Given information =
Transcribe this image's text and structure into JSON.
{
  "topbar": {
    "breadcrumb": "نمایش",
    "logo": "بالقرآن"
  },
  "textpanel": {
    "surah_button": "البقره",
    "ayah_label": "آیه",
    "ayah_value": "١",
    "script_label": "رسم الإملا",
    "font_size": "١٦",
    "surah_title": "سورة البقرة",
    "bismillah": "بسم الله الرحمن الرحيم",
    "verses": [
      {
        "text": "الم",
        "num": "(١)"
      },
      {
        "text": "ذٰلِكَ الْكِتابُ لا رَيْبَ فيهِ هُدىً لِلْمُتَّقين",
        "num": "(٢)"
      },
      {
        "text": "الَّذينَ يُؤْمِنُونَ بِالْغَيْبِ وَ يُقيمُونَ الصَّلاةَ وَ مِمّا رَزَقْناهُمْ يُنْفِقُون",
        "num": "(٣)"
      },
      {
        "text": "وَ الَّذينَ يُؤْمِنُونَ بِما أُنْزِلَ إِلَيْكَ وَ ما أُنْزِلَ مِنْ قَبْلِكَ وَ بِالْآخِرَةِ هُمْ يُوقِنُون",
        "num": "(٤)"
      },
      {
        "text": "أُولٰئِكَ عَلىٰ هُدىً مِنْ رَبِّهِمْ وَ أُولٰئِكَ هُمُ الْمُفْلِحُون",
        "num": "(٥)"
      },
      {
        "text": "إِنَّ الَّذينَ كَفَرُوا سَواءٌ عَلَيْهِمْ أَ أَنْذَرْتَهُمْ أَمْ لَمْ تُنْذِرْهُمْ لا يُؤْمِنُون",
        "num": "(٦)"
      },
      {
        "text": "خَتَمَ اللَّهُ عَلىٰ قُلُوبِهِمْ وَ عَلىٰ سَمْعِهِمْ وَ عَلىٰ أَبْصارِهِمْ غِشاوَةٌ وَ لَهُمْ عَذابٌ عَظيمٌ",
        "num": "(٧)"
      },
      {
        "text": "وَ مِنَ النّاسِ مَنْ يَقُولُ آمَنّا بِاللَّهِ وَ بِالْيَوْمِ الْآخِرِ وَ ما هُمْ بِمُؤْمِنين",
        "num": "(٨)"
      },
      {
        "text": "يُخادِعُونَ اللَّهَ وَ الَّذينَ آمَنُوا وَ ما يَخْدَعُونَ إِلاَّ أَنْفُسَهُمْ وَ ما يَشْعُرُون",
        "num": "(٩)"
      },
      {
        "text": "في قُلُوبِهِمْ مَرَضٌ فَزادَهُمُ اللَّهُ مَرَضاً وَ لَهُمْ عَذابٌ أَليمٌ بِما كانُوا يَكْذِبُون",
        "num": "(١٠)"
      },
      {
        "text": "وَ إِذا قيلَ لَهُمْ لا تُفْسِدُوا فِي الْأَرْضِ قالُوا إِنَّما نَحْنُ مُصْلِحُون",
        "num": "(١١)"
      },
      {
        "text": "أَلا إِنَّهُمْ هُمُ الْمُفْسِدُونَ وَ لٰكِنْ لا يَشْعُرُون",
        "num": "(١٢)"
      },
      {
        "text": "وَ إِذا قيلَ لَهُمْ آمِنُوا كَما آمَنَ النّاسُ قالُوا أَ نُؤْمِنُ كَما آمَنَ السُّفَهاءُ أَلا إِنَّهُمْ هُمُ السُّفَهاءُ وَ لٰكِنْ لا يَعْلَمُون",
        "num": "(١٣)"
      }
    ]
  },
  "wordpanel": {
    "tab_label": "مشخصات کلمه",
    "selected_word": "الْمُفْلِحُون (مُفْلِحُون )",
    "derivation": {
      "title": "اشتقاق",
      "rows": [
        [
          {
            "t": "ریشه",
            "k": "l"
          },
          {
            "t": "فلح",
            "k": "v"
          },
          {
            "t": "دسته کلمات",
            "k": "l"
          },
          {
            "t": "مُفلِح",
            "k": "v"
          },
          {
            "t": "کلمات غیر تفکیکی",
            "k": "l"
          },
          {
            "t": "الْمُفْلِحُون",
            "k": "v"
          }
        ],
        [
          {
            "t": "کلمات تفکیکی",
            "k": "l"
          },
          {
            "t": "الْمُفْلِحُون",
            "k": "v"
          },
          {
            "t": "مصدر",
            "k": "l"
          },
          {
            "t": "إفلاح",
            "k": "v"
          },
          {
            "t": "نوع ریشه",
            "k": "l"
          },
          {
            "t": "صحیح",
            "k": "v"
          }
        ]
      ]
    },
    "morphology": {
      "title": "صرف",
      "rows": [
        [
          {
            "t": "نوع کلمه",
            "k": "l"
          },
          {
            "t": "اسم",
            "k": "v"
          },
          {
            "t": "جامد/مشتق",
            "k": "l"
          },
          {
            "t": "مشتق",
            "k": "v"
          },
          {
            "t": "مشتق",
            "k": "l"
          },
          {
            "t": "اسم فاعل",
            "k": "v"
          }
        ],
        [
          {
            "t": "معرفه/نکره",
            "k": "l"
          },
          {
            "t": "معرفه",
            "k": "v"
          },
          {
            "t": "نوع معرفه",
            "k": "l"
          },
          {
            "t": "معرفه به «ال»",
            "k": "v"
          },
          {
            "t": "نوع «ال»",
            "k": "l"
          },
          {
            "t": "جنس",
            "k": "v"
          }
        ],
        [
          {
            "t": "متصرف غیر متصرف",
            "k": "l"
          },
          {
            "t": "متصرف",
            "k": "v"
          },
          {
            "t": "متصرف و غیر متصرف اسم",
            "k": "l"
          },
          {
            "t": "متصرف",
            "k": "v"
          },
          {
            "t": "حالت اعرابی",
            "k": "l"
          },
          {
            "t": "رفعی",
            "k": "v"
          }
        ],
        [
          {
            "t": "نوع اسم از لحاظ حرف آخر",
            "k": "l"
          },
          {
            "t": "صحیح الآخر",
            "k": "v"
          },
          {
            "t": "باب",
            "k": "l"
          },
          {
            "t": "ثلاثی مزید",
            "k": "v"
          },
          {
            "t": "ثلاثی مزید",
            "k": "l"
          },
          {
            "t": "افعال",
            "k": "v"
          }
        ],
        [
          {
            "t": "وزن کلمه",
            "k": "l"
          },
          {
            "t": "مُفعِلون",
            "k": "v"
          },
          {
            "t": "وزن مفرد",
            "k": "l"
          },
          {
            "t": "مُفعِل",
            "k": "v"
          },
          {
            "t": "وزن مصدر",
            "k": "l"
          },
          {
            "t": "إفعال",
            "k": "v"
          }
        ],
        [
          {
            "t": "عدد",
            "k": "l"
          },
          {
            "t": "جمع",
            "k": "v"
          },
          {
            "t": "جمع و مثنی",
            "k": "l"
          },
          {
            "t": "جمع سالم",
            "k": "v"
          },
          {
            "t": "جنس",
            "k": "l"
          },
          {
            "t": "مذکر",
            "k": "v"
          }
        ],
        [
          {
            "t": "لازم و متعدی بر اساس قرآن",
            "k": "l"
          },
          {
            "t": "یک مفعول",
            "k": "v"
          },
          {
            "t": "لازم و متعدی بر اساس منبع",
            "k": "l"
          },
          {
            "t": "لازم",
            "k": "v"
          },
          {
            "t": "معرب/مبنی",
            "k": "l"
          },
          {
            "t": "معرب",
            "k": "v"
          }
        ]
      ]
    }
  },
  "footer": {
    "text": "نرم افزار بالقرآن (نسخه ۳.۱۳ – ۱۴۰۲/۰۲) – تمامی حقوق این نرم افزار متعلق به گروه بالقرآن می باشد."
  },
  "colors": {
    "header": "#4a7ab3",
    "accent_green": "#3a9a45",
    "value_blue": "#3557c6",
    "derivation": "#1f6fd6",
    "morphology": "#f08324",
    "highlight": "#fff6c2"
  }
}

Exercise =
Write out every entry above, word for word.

Expected answer =
Transcribe this image's text and structure into JSON.
{
  "topbar": {
    "breadcrumb": "نمایش",
    "logo": "بالقرآن"
  },
  "textpanel": {
    "surah_button": "البقره",
    "ayah_label": "آیه",
    "ayah_value": "١",
    "script_label": "رسم الإملا",
    "font_size": "١٦",
    "surah_title": "سورة البقرة",
    "bismillah": "بسم الله الرحمن الرحيم",
    "verses": [
      {
        "text": "الم",
        "num": "(١)"
      },
      {
        "text": "ذٰلِكَ الْكِتابُ لا رَيْبَ فيهِ هُدىً لِلْمُتَّقين",
        "num": "(٢)"
      },
      {
        "text": "الَّذينَ يُؤْمِنُونَ بِالْغَيْبِ وَ يُقيمُونَ الصَّلاةَ وَ مِمّا رَزَقْناهُمْ يُنْفِقُون",
        "num": "(٣)"
      },
      {
        "text": "وَ الَّذينَ يُؤْمِنُونَ بِما أُنْزِلَ إِلَيْكَ وَ ما أُنْزِلَ مِنْ قَبْلِكَ وَ بِالْآخِرَةِ هُمْ يُوقِنُون",
        "num": "(٤)"
      },
      {
        "text": "أُولٰئِكَ عَلىٰ هُدىً مِنْ رَبِّهِمْ وَ أُولٰئِكَ هُمُ الْمُفْلِحُون",
        "num": "(٥)"
      },
      {
        "text": "إِنَّ الَّذينَ كَفَرُوا سَواءٌ عَلَيْهِمْ أَ أَنْذَرْتَهُمْ أَمْ لَمْ تُنْذِرْهُمْ لا يُؤْمِنُون",
        "num": "(٦)"
      },
      {
        "text": "خَتَمَ اللَّهُ عَلىٰ قُلُوبِهِمْ وَ عَلىٰ سَمْعِهِمْ وَ عَلىٰ أَبْصارِهِمْ غِشاوَةٌ وَ لَهُمْ عَذابٌ عَظيمٌ",
        "num": "(٧)"
      },
      {
        "text": "وَ مِنَ النّاسِ مَنْ يَقُولُ آمَنّا بِاللَّهِ وَ بِالْيَوْمِ الْآخِرِ وَ ما هُمْ بِمُؤْمِنين",
        "num": "(٨)"
      },
      {
        "text": "يُخادِعُونَ اللَّهَ وَ الَّذينَ آمَنُوا وَ ما يَخْدَعُونَ إِلاَّ أَنْفُسَهُمْ وَ ما يَشْعُرُون",
        "num": "(٩)"
      },
      {
        "text": "في قُلُوبِهِمْ مَرَضٌ فَزادَهُمُ اللَّهُ مَرَضاً وَ لَهُمْ عَذابٌ أَليمٌ بِما كانُوا يَكْذِبُون",
        "num": "(١٠)"
      },
      {
        "text": "وَ إِذا قيلَ لَهُمْ لا تُفْسِدُوا فِي الْأَرْضِ قالُوا إِنَّما نَحْنُ مُصْلِحُون",
        "num": "(١١)"
      },
      {
        "text": "أَلا إِنَّهُمْ هُمُ الْمُفْسِدُونَ وَ لٰكِنْ لا يَشْعُرُون",
        "num": "(١٢)"
      },
      {
        "text": "وَ إِذا قيلَ لَهُمْ آمِنُوا كَما آمَنَ النّاسُ قالُوا أَ نُؤْمِنُ كَما آمَنَ السُّفَهاءُ أَلا إِنَّهُمْ هُمُ السُّفَهاءُ وَ لٰكِنْ لا يَعْلَمُون",
        "num": "(١٣)"
      }
    ]
  },
  "wordpanel": {
    "tab_label": "مشخصات کلمه",
    "selected_word": "الْمُفْلِحُون (مُفْلِحُون )",
    "derivation": {
      "title": "اشتقاق",
      "rows": [
        [
          {
            "t": "ریشه",
            "k": "l"
          },
          {
            "t": "فلح",
            "k": "v"
          },
          {
            "t": "دسته کلمات",
            "k": "l"
          },
          {
            "t": "مُفلِح",
            "k": "v"
          },
          {
            "t": "کلمات غیر تفکیکی",
            "k": "l"
          },
          {
            "t": "الْمُفْلِحُون",
            "k": "v"
          }
        ],
        [
          {
            "t": "کلمات تفکیکی",
            "k": "l"
          },
          {
            "t": "الْمُفْلِحُون",
            "k": "v"
          },
          {
            "t": "مصدر",
            "k": "l"
          },
          {
            "t": "إفلاح",
            "k": "v"
          },
          {
            "t": "نوع ریشه",
            "k": "l"
          },
          {
            "t": "صحیح",
            "k": "v"
          }
        ]
      ]
    },
    "morphology": {
      "title": "صرف",
      "rows": [
        [
          {
            "t": "نوع کلمه",
            "k": "l"
          },
          {
            "t": "اسم",
            "k": "v"
          },
          {
            "t": "جامد/مشتق",
            "k": "l"
          },
          {
            "t": "مشتق",
            "k": "v"
          },
          {
            "t": "مشتق",
            "k": "l"
          },
          {
            "t": "اسم فاعل",
            "k": "v"
          }
        ],
        [
          {
            "t": "معرفه/نکره",
            "k": "l"
          },
          {
            "t": "معرفه",
            "k": "v"
          },
          {
            "t": "نوع معرفه",
            "k": "l"
          },
          {
            "t": "معرفه به «ال»",
            "k": "v"
          },
          {
            "t": "نوع «ال»",
            "k": "l"
          },
          {
            "t": "جنس",
            "k": "v"
          }
        ],
        [
          {
            "t": "متصرف غیر متصرف",
            "k": "l"
          },
          {
            "t": "متصرف",
            "k": "v"
          },
          {
            "t": "متصرف و غیر متصرف اسم",
            "k": "l"
          },
          {
            "t": "متصرف",
            "k": "v"
          },
          {
            "t": "حالت اعرابی",
            "k": "l"
          },
          {
            "t": "رفعی",
            "k": "v"
          }
        ],
        [
          {
            "t": "نوع اسم از لحاظ حرف آخر",
            "k": "l"
          },
          {
            "t": "صحیح الآخر",
            "k": "v"
          },
          {
            "t": "باب",
            "k": "l"
          },
          {
            "t": "ثلاثی مزید",
            "k": "v"
          },
          {
            "t": "ثلاثی مزید",
            "k": "l"
          },
          {
            "t": "افعال",
            "k": "v"
          }
        ],
        [
          {
            "t": "وزن کلمه",
            "k": "l"
          },
          {
            "t": "مُفعِلون",
            "k": "v"
          },
          {
            "t": "وزن مفرد",
            "k": "l"
          },
          {
            "t": "مُفعِل",
            "k": "v"
          },
          {
            "t": "وزن مصدر",
            "k": "l"
          },
          {
            "t": "إفعال",
            "k": "v"
          }
        ],
        [
          {
            "t": "عدد",
            "k": "l"
          },
          {
            "t": "جمع",
            "k": "v"
          },
          {
            "t": "جمع و مثنی",
            "k": "l"
          },
          {
            "t": "جمع سالم",
            "k": "v"
          },
          {
            "t": "جنس",
            "k": "l"
          },
          {
            "t": "مذکر",
            "k": "v"
          }
        ],
        [
          {
            "t": "لازم و متعدی بر اساس قرآن",
            "k": "l"
          },
          {
            "t": "یک مفعول",
            "k": "v"
          },
          {
            "t": "لازم و متعدی بر اساس منبع",
            "k": "l"
          },
          {
            "t": "لازم",
            "k": "v"
          },
          {
            "t": "معرب/مبنی",
            "k": "l"
          },
          {
            "t": "معرب",
            "k": "v"
          }
        ]
      ]
    }
  },
  "footer": {
    "text": "نرم افزار بالقرآن (نسخه ۳.۱۳ – ۱۴۰۲/۰۲) – تمامی حقوق این نرم افزار متعلق به گروه بالقرآن می باشد."
  },
  "colors": {
    "header": "#4a7ab3",
    "accent_green": "#3a9a45",
    "value_blue": "#3557c6",
    "derivation": "#1f6fd6",
    "morphology": "#f08324",
    "highlight": "#fff6c2"
  }
}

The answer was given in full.